(ASSIGNMENT) Figure out how many lines in these records contain "pour". Only the number belongs in the reply.

***** AVAILABLE DATA *****

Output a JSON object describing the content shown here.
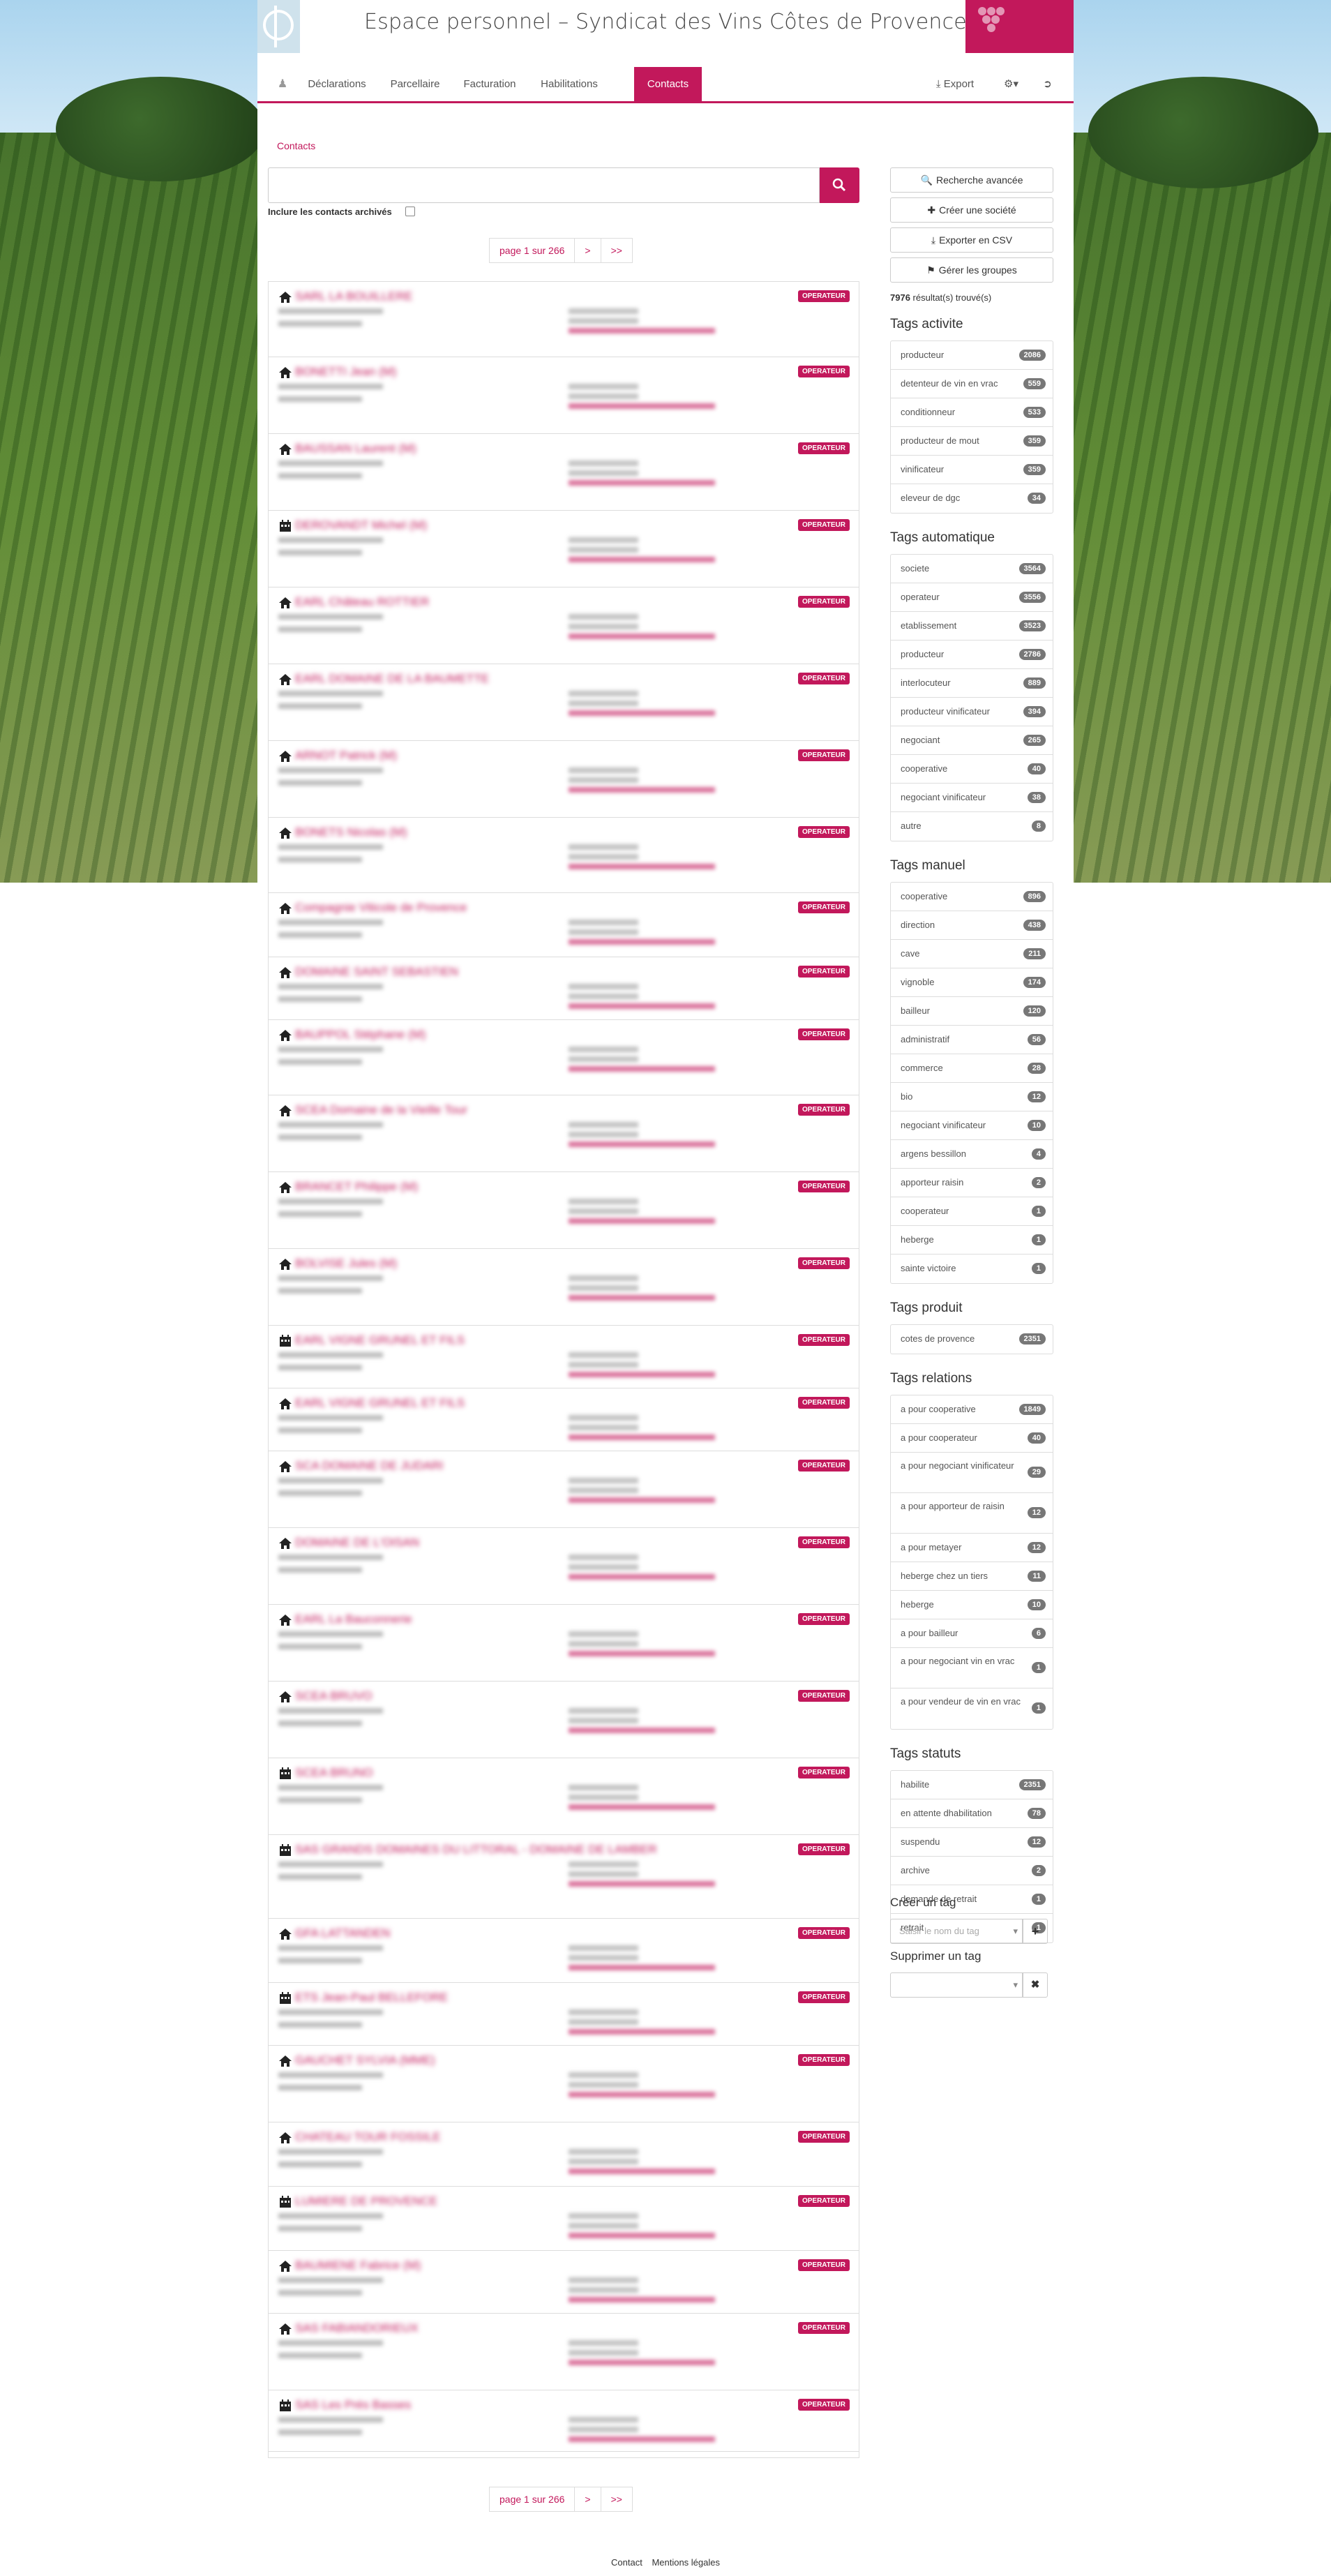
{
  "header": {
    "title": "Espace personnel – Syndicat des Vins Côtes de Provence"
  },
  "nav": {
    "items": [
      "Déclarations",
      "Parcellaire",
      "Facturation",
      "Habilitations",
      "Contacts"
    ],
    "export_label": "Export"
  },
  "breadcrumb": "Contacts",
  "search": {
    "placeholder": "",
    "archive_label": "Inclure les contacts archivés"
  },
  "pagination": {
    "label": "page 1 sur 266",
    "next": ">",
    "last": ">>"
  },
  "contacts": {
    "badge": "OPERATEUR",
    "rows": [
      {
        "icon": "home",
        "name": "SARL LA BOUILLERE"
      },
      {
        "icon": "home",
        "name": "BONETTI Jean (M)"
      },
      {
        "icon": "home",
        "name": "BAUSSAN Laurent (M)"
      },
      {
        "icon": "calendar",
        "name": "DEROVANDT Michel (M)"
      },
      {
        "icon": "home",
        "name": "EARL Château ROTTIER"
      },
      {
        "icon": "home",
        "name": "EARL DOMAINE DE LA BAUMETTE"
      },
      {
        "icon": "home",
        "name": "ARNOT Patrick (M)"
      },
      {
        "icon": "home",
        "name": "BONETS Nicolas (M)"
      },
      {
        "icon": "home",
        "name": "Compagnie Viticole de Provence"
      },
      {
        "icon": "home",
        "name": "DOMAINE SAINT SEBASTIEN"
      },
      {
        "icon": "home",
        "name": "BAUPPOL Stéphane (M)"
      },
      {
        "icon": "home",
        "name": "SCEA Domaine de la Vieille Tour"
      },
      {
        "icon": "home",
        "name": "BRANCET Philippe (M)"
      },
      {
        "icon": "home",
        "name": "BOLVISE Jules (M)"
      },
      {
        "icon": "calendar",
        "name": "EARL VIGNE GRUNEL ET FILS"
      },
      {
        "icon": "home",
        "name": "EARL VIGNE GRUNEL ET FILS"
      },
      {
        "icon": "home",
        "name": "SCA DOMAINE DE JUDARI"
      },
      {
        "icon": "home",
        "name": "DOMAINE DE L'OISAN"
      },
      {
        "icon": "home",
        "name": "EARL La Bauconnerie"
      },
      {
        "icon": "home",
        "name": "SCEA BRUVO"
      },
      {
        "icon": "calendar",
        "name": "SCEA BRUNO"
      },
      {
        "icon": "calendar",
        "name": "SAS GRANDS DOMAINES DU LITTORAL - DOMAINE DE LAMBER"
      },
      {
        "icon": "home",
        "name": "GFA LATTANDEN"
      },
      {
        "icon": "calendar",
        "name": "ETS Jean-Paul BELLEFORE"
      },
      {
        "icon": "home",
        "name": "GAUCHET SYLVIA (MME)"
      },
      {
        "icon": "home",
        "name": "CHATEAU TOUR FOSSILE"
      },
      {
        "icon": "calendar",
        "name": "LUMIERE DE PROVENCE"
      },
      {
        "icon": "home",
        "name": "BAUMIENE Fabrice (M)"
      },
      {
        "icon": "home",
        "name": "SAS FABIANDORIEUX"
      },
      {
        "icon": "calendar",
        "name": "SAS Les Prés Basses"
      }
    ]
  },
  "sidebar": {
    "buttons": [
      "Recherche avancée",
      "Créer une société",
      "Exporter en CSV",
      "Gérer les groupes"
    ],
    "result_count": "7976",
    "result_label": " résultat(s) trouvé(s)",
    "groups": [
      {
        "title": "Tags activite",
        "items": [
          {
            "label": "producteur",
            "count": "2086"
          },
          {
            "label": "detenteur de vin en vrac",
            "count": "559"
          },
          {
            "label": "conditionneur",
            "count": "533"
          },
          {
            "label": "producteur de mout",
            "count": "359"
          },
          {
            "label": "vinificateur",
            "count": "359"
          },
          {
            "label": "eleveur de dgc",
            "count": "34"
          }
        ]
      },
      {
        "title": "Tags automatique",
        "items": [
          {
            "label": "societe",
            "count": "3564"
          },
          {
            "label": "operateur",
            "count": "3556"
          },
          {
            "label": "etablissement",
            "count": "3523"
          },
          {
            "label": "producteur",
            "count": "2786"
          },
          {
            "label": "interlocuteur",
            "count": "889"
          },
          {
            "label": "producteur vinificateur",
            "count": "394"
          },
          {
            "label": "negociant",
            "count": "265"
          },
          {
            "label": "cooperative",
            "count": "40"
          },
          {
            "label": "negociant vinificateur",
            "count": "38"
          },
          {
            "label": "autre",
            "count": "8"
          }
        ]
      },
      {
        "title": "Tags manuel",
        "items": [
          {
            "label": "cooperative",
            "count": "896"
          },
          {
            "label": "direction",
            "count": "438"
          },
          {
            "label": "cave",
            "count": "211"
          },
          {
            "label": "vignoble",
            "count": "174"
          },
          {
            "label": "bailleur",
            "count": "120"
          },
          {
            "label": "administratif",
            "count": "56"
          },
          {
            "label": "commerce",
            "count": "28"
          },
          {
            "label": "bio",
            "count": "12"
          },
          {
            "label": "negociant vinificateur",
            "count": "10"
          },
          {
            "label": "argens bessillon",
            "count": "4"
          },
          {
            "label": "apporteur raisin",
            "count": "2"
          },
          {
            "label": "cooperateur",
            "count": "1"
          },
          {
            "label": "heberge",
            "count": "1"
          },
          {
            "label": "sainte victoire",
            "count": "1"
          }
        ]
      },
      {
        "title": "Tags produit",
        "items": [
          {
            "label": "cotes de provence",
            "count": "2351"
          }
        ]
      },
      {
        "title": "Tags relations",
        "items": [
          {
            "label": "a pour cooperative",
            "count": "1849"
          },
          {
            "label": "a pour cooperateur",
            "count": "40"
          },
          {
            "label": "a pour negociant vinificateur",
            "count": "29"
          },
          {
            "label": "a pour apporteur de raisin",
            "count": "12"
          },
          {
            "label": "a pour metayer",
            "count": "12"
          },
          {
            "label": "heberge chez un tiers",
            "count": "11"
          },
          {
            "label": "heberge",
            "count": "10"
          },
          {
            "label": "a pour bailleur",
            "count": "6"
          },
          {
            "label": "a pour negociant vin en vrac",
            "count": "1"
          },
          {
            "label": "a pour vendeur de vin en vrac",
            "count": "1"
          }
        ]
      },
      {
        "title": "Tags statuts",
        "items": [
          {
            "label": "habilite",
            "count": "2351"
          },
          {
            "label": "en attente dhabilitation",
            "count": "78"
          },
          {
            "label": "suspendu",
            "count": "12"
          },
          {
            "label": "archive",
            "count": "2"
          },
          {
            "label": "demande de retrait",
            "count": "1"
          },
          {
            "label": "retrait",
            "count": "1"
          }
        ]
      }
    ],
    "create_tag": {
      "title": "Créer un tag",
      "placeholder": "Saisir le nom du tag"
    },
    "delete_tag": {
      "title": "Supprimer un tag"
    }
  },
  "footer": {
    "contact": "Contact",
    "legal": "Mentions légales"
  },
  "colors": {
    "accent": "#c2185b"
  }
}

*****

(FINISHED TASK) 8